Western Port Bay was 'discovered' by George Bass (1771-1803) on January 5, 1798. Bass had left Sydney (Port Jackson) on December 3, 1897 with the purpose of discovering whether a strait existed between Tasmania (Van Diemen's land) and the mainland. As we know the Strait did exist and it was named after him. Bass named Western Port thus as it was the most westerly port that was known at the time - or as he wrote in his journal I have named the place, from its relative situation to every other known harbour on the coast, Western Port. Bass navigated around what was to be called Phillip Island, but did not realise that the land mass that became known as French Island, was indeed, also an island. They were also unaware of Port Phillip Bay - I wonder what Western Port would have been called if they were. The journey was a remarkable feat of navigation and enterprise, the party was away for eleven weeks, had eked out the original six weeks of supplies they took with them, they sailed 600 miles of uncharted coast line all in an open boat that was only 28 feet, 7 inches (8.7 metres) long.
After Bass, the next official European activity was carried out in the Lady Nelson, under Lieutenant James Grant (1772-1833) - they arrived at Western Port on March 21, 1801. The crew planted a garden on Churchill Island and they charted the Bay. The Lady Nelson returned in December 1802 under First Lieutenant John Murray (1775-1803) and harvested the wheat crop planted by Grant the year before, and on January 5, 1802 they 'discovered' Port Phillip Bay. In April 1802, the French Captain Hamelin in the Naturaliste reached Western Port and circumnavigated and mapped French Island.
Oyster breeding park, Rutherford Creek, Western Port Bay
State Library of Victoria Image A/S22/09/84/15
Captain Wetherall's 1826 map of Western Port

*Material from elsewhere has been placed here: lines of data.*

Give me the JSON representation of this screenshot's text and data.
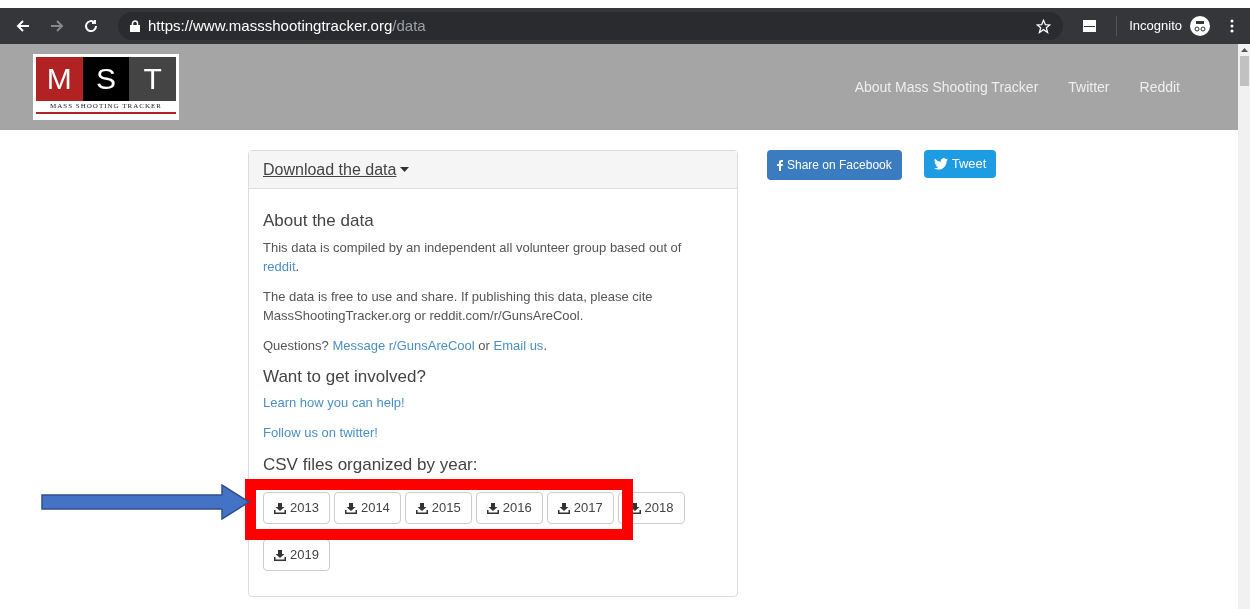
{
  "browser": {
    "url_host": "https://www.massshootingtracker.org",
    "url_path": "/data",
    "profile": "Incognito"
  },
  "header": {
    "logo": {
      "letters": [
        "M",
        "S",
        "T"
      ],
      "tagline": "MASS SHOOTING TRACKER"
    },
    "nav": [
      "About Mass Shooting Tracker",
      "Twitter",
      "Reddit"
    ]
  },
  "panel": {
    "heading": "Download the data",
    "sections": [
      {
        "kind": "title",
        "text": "About the data"
      },
      {
        "kind": "paragraph",
        "parts": [
          {
            "text": "This data is compiled by an independent all volunteer group based out of ",
            "link": false
          },
          {
            "text": "reddit",
            "link": true
          },
          {
            "text": ".",
            "link": false
          }
        ]
      },
      {
        "kind": "paragraph",
        "parts": [
          {
            "text": "The data is free to use and share. If publishing this data, please cite MassShootingTracker.org or reddit.com/r/GunsAreCool.",
            "link": false
          }
        ]
      },
      {
        "kind": "paragraph",
        "parts": [
          {
            "text": "Questions? ",
            "link": false
          },
          {
            "text": "Message r/GunsAreCool",
            "link": true
          },
          {
            "text": " or ",
            "link": false
          },
          {
            "text": "Email us",
            "link": true
          },
          {
            "text": ".",
            "link": false
          }
        ]
      },
      {
        "kind": "title",
        "text": "Want to get involved?"
      },
      {
        "kind": "link",
        "text": "Learn how you can help!"
      },
      {
        "kind": "link",
        "text": "Follow us on twitter!"
      },
      {
        "kind": "title",
        "text": "CSV files organized by year:"
      }
    ],
    "years": [
      "2013",
      "2014",
      "2015",
      "2016",
      "2017",
      "2018",
      "2019"
    ]
  },
  "social": [
    {
      "kind": "facebook",
      "label": "Share on Facebook"
    },
    {
      "kind": "twitter",
      "label": "Tweet"
    }
  ]
}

Source: Western Port Chronology 1798-1839: Exploration to Settlement by Valda Cole (see below)
Later on pastoral settlements took place - in 1835 Samuel Anderson (1803-1863) and Robert Massie settled on the Bass River. Moving around to the Bay, to the area now covered by Casey and Cardinia - in 1839 Robert Jamieson and Samuel Rawson settled at the Yallock Station, on the Yallock Creek. Frederick and Charles Manton took up Manton's Old Station in 1840; the Balla Balla run was taken up by Robert Innes Allen in 1839; Thomas Rutherford took up the station (Bourbinandera) based around what was to be known as Rutherford Inlet in 1842; the Lang Waring run was taken up in 1843 by William Willoby. Later on, from around the 1850s, all these large runs were broken up and sold and other European settlers arrived.
These are aerials of the top section of Western Port, taken January 22 1970 - not exactly what the early Europeans would have seen, but I can never resist using an aerial photograph! You could only imagine what these early explorers and cartographers would say if they could see the land they charted today, from an aerial or satellite image. The township is Warneet. The land mass on the left is Quail Island, Rutherford Inlet separates Quail island from Chinamans island. Quail island was originally known as Harris Island, it was named for Surgeon John Harris, member of the N.S.W Corps. Chinamans Island was so named as Chinese fishermen were said to live on the island.
This is Warneet, again, and Cannons Creek. We also see the top of Quail Island and Rutherford Inlet.
The land mass on bottom right is Quail Island, with Watson Inlet to the left. From the middle top, there is an L-shaped road - this is Craigs Lane. The road running down to a creek/inlet on the right is Vowell Drive.
This connects to the aerial above - on the right is Vowell Drive. On the left is Tyabb-Tooradin Road and Callanans Lane, this forms a triangle, where the Pearcedale Conservation Park and Moonlit Sanctuary is located. There is Watson Inlet, part of the Yaringa Marine National Park, again. The inlet is named after John Watson, whose property 'Freehall', was near to the Inlet. John Watson was the owner of considerable property in the Parish of Tyabb, a prominent citizen and a member of the Mt. Eliza District Road Board. A Mornington Peninsula Shire Council Ward is named after him (Personal correspondence from historian, Valda Cole)
- Western Port Chronology 1798-1839: exploration to settlement by Valda Cole (Shire of Hastings Historical Society, 1984) The book looks at the European activity at Western Port prior to the establishment of Melbourne.
- The Western Port Settlement and it leading personalities by Keith Bowden (South Eastern Historical Association, 1970) The book looks at the Western Port settlement at Corinella in 1826. It includes a full list of the 21 prisoners with personal details and has information about many of the military personnel.